Academic references to outcomes theory
Where indicators are able to be manipulated, there is a trade-off between using an indicator for incentivization and using it to gain an accurate picture of what is occurring in reality.
Many indicators are able to be manipulated. Where this is the case, using an indicator as the basis for providing incentives is likely to end up in the indicator being manipulated so that it looks better than it is in reality. This means that the indicator is not longer an accurate measure of what it was originally set up to measure. A particular problem arises where those who are in higher levels of management within an organization also benefit from the particular indicator looking good (in terms of bonuses and kudos). In such a case higher management has little incentive to ensure that those they manage do not game the indicator.
1. Where indicators are manipulable, measures should be put in place to ensure that they will not be manipulated.
2. If an indicator is manipulable and the cost, or feasibility, of putting in place measures to prevent manipulation is too great, then it should not be used for incentivization. This does not mean that it cannot be used as part of performance improvement to work out ways of improving performance and informal benchmarking.
In many corporate settings, performance management systems are distorted by the fact that they are used as incentive systems.
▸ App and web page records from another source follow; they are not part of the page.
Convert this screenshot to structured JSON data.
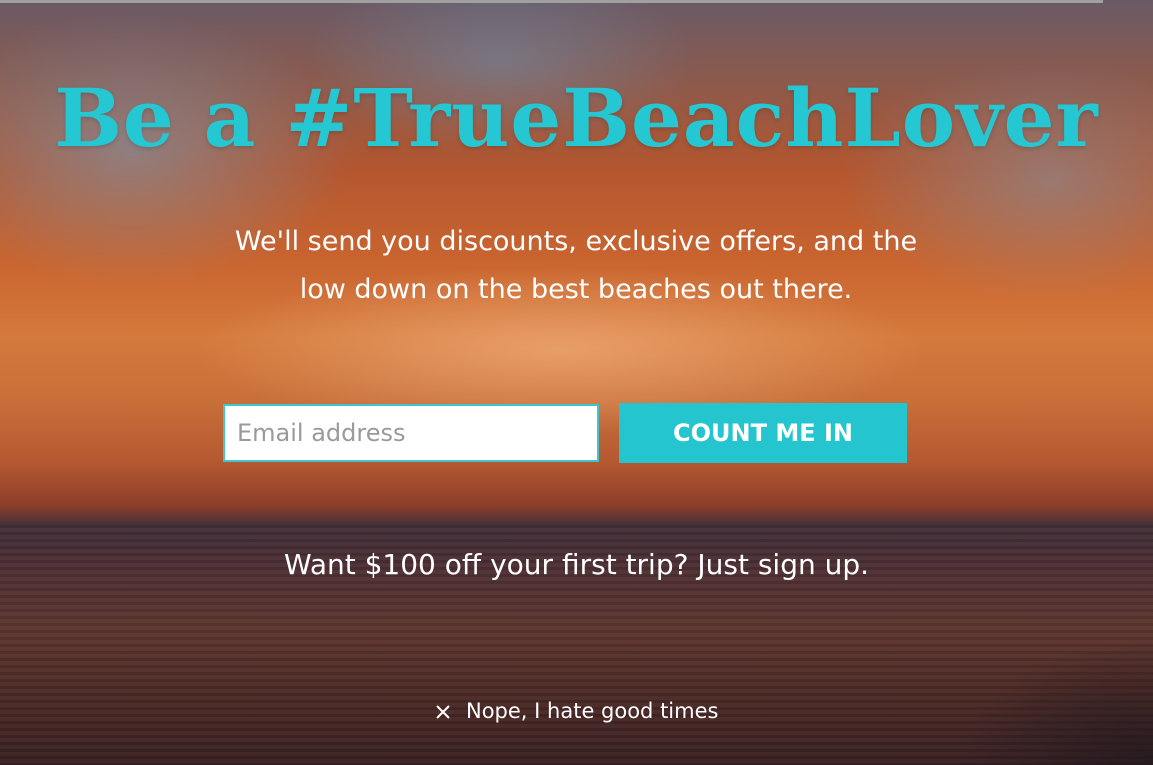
{
  "modal": {
    "title": "Be a #TrueBeachLover",
    "subtitle": "We'll send you discounts, exclusive offers, and the low down on the best beaches out there.",
    "email_placeholder": "Email address",
    "cta_label": "COUNT ME IN",
    "promo_text": "Want $100 off your first trip? Just sign up.",
    "dismiss_label": "Nope, I hate good times",
    "dismiss_icon": "close-icon"
  },
  "colors": {
    "accent": "#25c5d0",
    "text": "#ffffff"
  }
}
Wells Fargo, for instance, provided incentives for staff who got their customers to open additional accounts (called ‘upselling’). In due course, after one and a half million false accounts where set up and 5000 needed to be fired, presumably they learnt the importance of the ‘putting a gloss on it’ outcomes theory principle.
Other statements of the principle
Also known as Campbell’s Law ‘The more any quantitative social indicator is used for decision-making, the more subject it will be to corruption pressures and the more apt it will be to distort and corrupt the social processes it is intended to monitor.’ And Goodhart’s Law ‘When a measure becomes a target, it ceases to be a good measure.’ Also Dukenfield’s (W.C. Fields’ real name) Law of Incentive Management "If a thing is worth winning, it's worth cheating for.”